While the team failed to qualify for the main event of the Red Bull Home Ground in the middle of the bootcamp, many of the players felt it was a large success for the team. “I for one, gained a lot of confidence with myself while I was at the camp,” Zik said. “That confidence has really helped me trust more in my team and my in-game-leading.”
Wave began their qualifier run with a clean 13-3 win over Sausage Party, a small European mix. Their run nearly came to an early end in the Round of 128, with a close 13-11 skirmish against Enterprise Esports. A smoother best-of-one finish over Staga Haus landed them in the Bo3 Qualifier Playoffs, where they saw two 2-0 finishes against CGN Esports and NoNamers to qualify for the main event, where they were matched up against Fnatic. The final series ended 2-1, handing Fnatic their first loss and Wave their first major tournament placement.
“Obviously like everybody else in the org, I'm happy with the placement we got and the fact that we had our performance to back it up,” Itopata said. “Being the first team to beat Fnatic in Valorant is something special, especially when we were able to reverse sweep them. It also showed us that we can ‘upset' any team when it comes to official games.”
However, with more money and slots for the VCT European Masters on the line in the coming weeks, Wave are ready to continue their success and prove their win against Fnatic wasn't just a fluke. As the team steadily climbs the rankings and more eyes start shifting towards the German team, Wave's ability to compete in the highest level of European Valorant will be put to the test, and if there's one thing the team wants, it's a spot at the Masters.
“Overall with the improvement we had in the last two months,” Itopata continued, “I feel like we were able to close the gap between us and the best teams in the region, but there is still a lot of work to be done before we can actually reach them.”
In the second Challengers, Wave will be taking on Alliance, a rising squad and the brainchild of European caster James "BanKs" Banks.

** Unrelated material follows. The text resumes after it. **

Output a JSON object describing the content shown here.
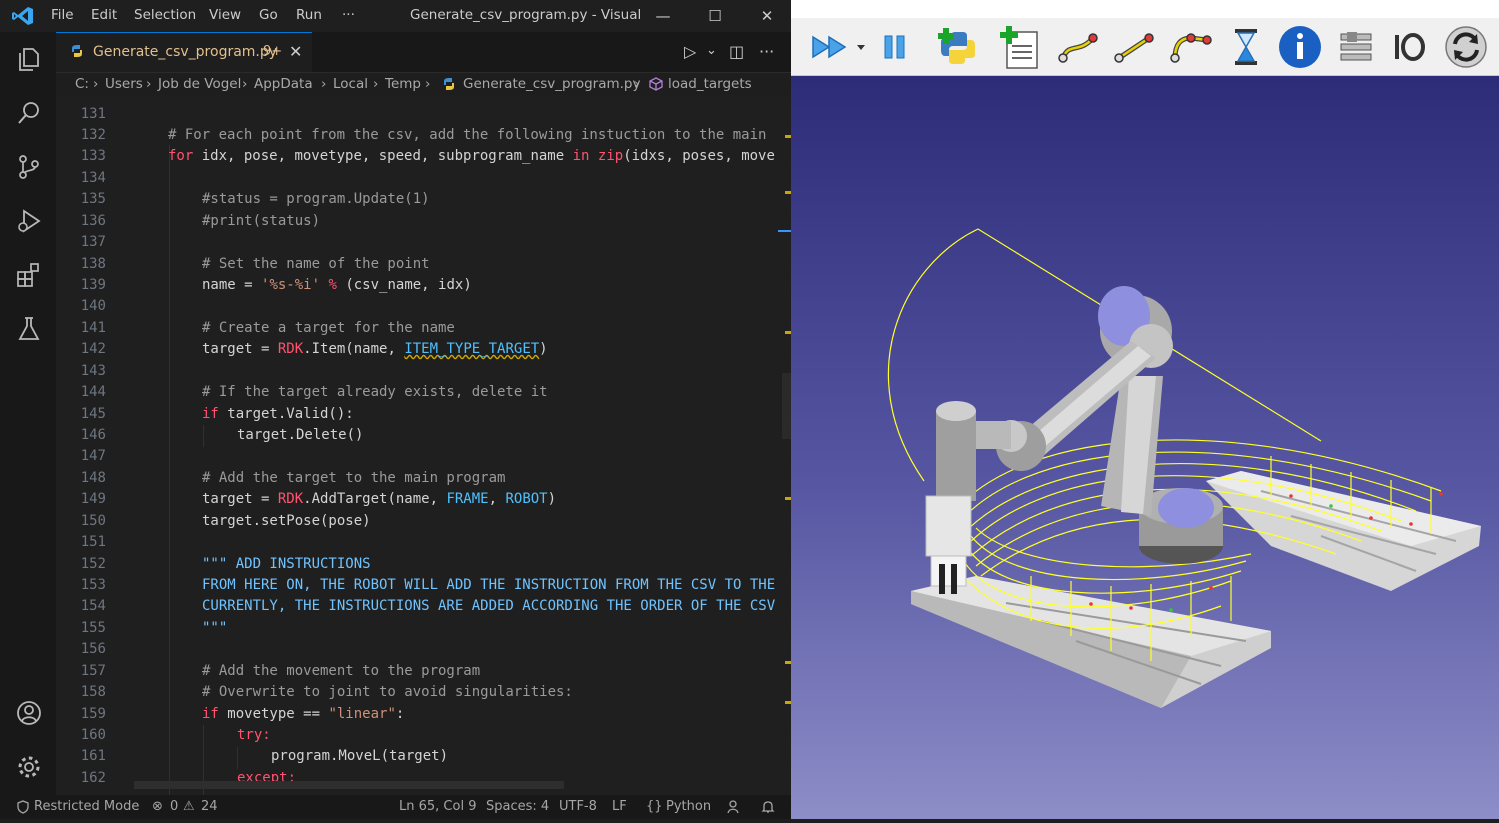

With Alliance also looking to make their place in the upper echelons of the European scene, both teams have their names riding on this series, and beyond.
“We know that we will be facing a team that has outfought all other teams in the qualifier, so it will obviously be a serious opponent,” Zik said. “But we are gonna be well prepared and ready for whoever will try to take us down.”